Receive all Cointelegraph news immediately in Telegram.
The new Hungarian law will make it possible to confiscate Bitcoins and other virtual currencies from suspects in the early stages of the criminal process.
The new Hungarian criminal process law will make it possible to confiscate Bitcoins and other virtual currencies from suspects even in the early stages of the criminal process.
Experts say the new rule proposal, which was made available for reading in February is in accordance with the international AML (anti-money laundering) regulations, even in the field of cryptocurrencies.
According to experts, the passing of the bill will fundamentally change the face of the criminal process and will make mass surveillance legal in Hungary.
The authorities will be able to use secret surveillance, mass data surveillance, phone and computer hacking when “reasonable suspicion” arises against a suspect.
The Hungarian Ministry of Justice’s proposal was sent to the Hungarian Parliament earlier in February. The new draft law, if passed, will make it possible for the authorities to confiscate electronic data, electronic and virtual currencies such as Bitcoin and Ethereum.
The Speaker of the House designated the governmental proposal for debate in the Committee of Legislation. Thus the National Assembly is under obligation to debate bills submitted by the Government. In turn the designated committee decides whether it will be debated by the National Assembly at all.
According to Cointelegraph’s sources, the Committee of Legislation will pass the bill to plenary reading. It is rare for the Parliament to overrule the position taken by a committee.
According to sources of Cointelegraph, the new proposal of the code of criminal process law will be passed by the House in June.
Up until now, six different Criminal Procedure Codes existed in Hungary. The first Criminal Procedure Code was in force for more than 50 years. This was followed by the first socialist Criminal Procedure Act III of 1951. There were other two consecutive acts during socialism, Law Decree 8 of 1962 and Act I of 1973, as well as the Criminal Procedure Act XIX of 1998.
The new code will make it possible – if there is a reasonable suspicion – to confiscate the suspect’s virtual currencies, as well as electronic data, such as digital keys, wallet addresses and the digital wallet seed.
From the proposal, it’s not clear how it will be realized in practice. Though the new proposal mentions the rights of the suspect, the authorities will have much more possibilities to collect digital evidence secretly. However, according to legal experts, the new draft law is far more liberal and legally elaborated than the Investigatory Powers Act in Great Britain.

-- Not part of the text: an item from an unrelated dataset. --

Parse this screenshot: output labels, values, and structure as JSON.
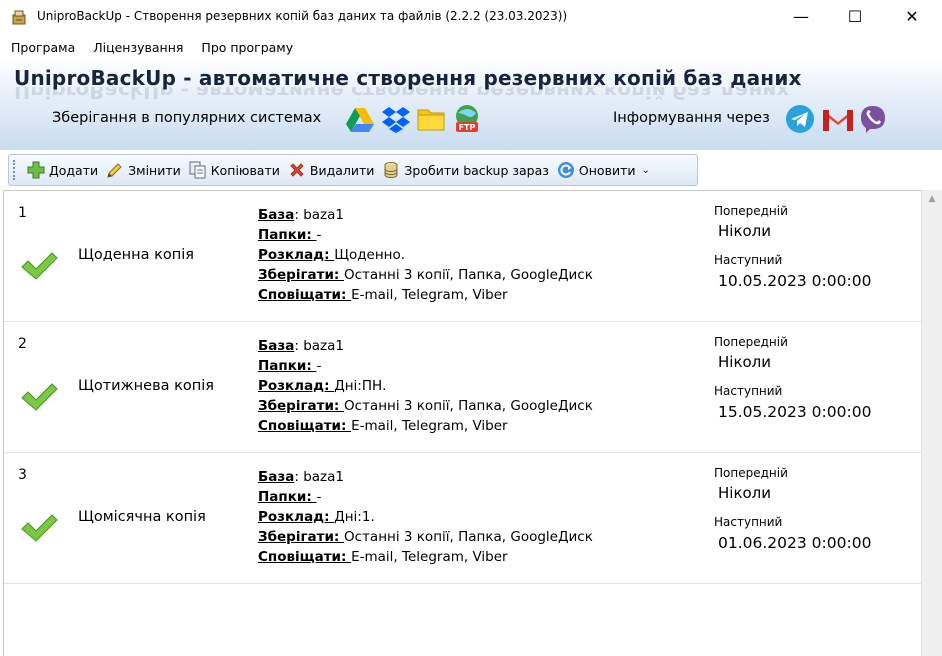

The secret collection of digital evidence, made by the Hungarian secret services and legal authorities, will be possible to implement against cyber criminals, money launderers, hackers and also carders, in the early stages of the criminal process.
According to the sources of Cointelegraph, the key category in these cases is “reasonable suspicion.” This means, that if a suspect raises criminal evidence digitally and it becomes known to the authorities, the investigation phase of the criminal process begins.
Under investigation, the suspect can be electronically monitored.
This means, that under strictly regulated legal conditions, enormous surveillance powers will be available to the intelligence services and the police. The proposal, if passes, legalizes hacking by the security agencies into the suspect’s computers and mobile phones and allows them access to masses of stored personal data.
And, if there is enough evidence, the virtual currencies such as Bitcoin, Ethereum, or even Dash can be seized by the police.
Written by Tamas Csizmadia in partnership with http://www.bitcoinbazis.hu
Follow us on Facebook
For updates and exclusive offers, enter your e-mail below.
Thank you for contacting us! We will reply to you as soon as possible.
Thank you for your interest in our franchise program.
We are considering your request and will contact you in due course. If you have any further queries, please contact: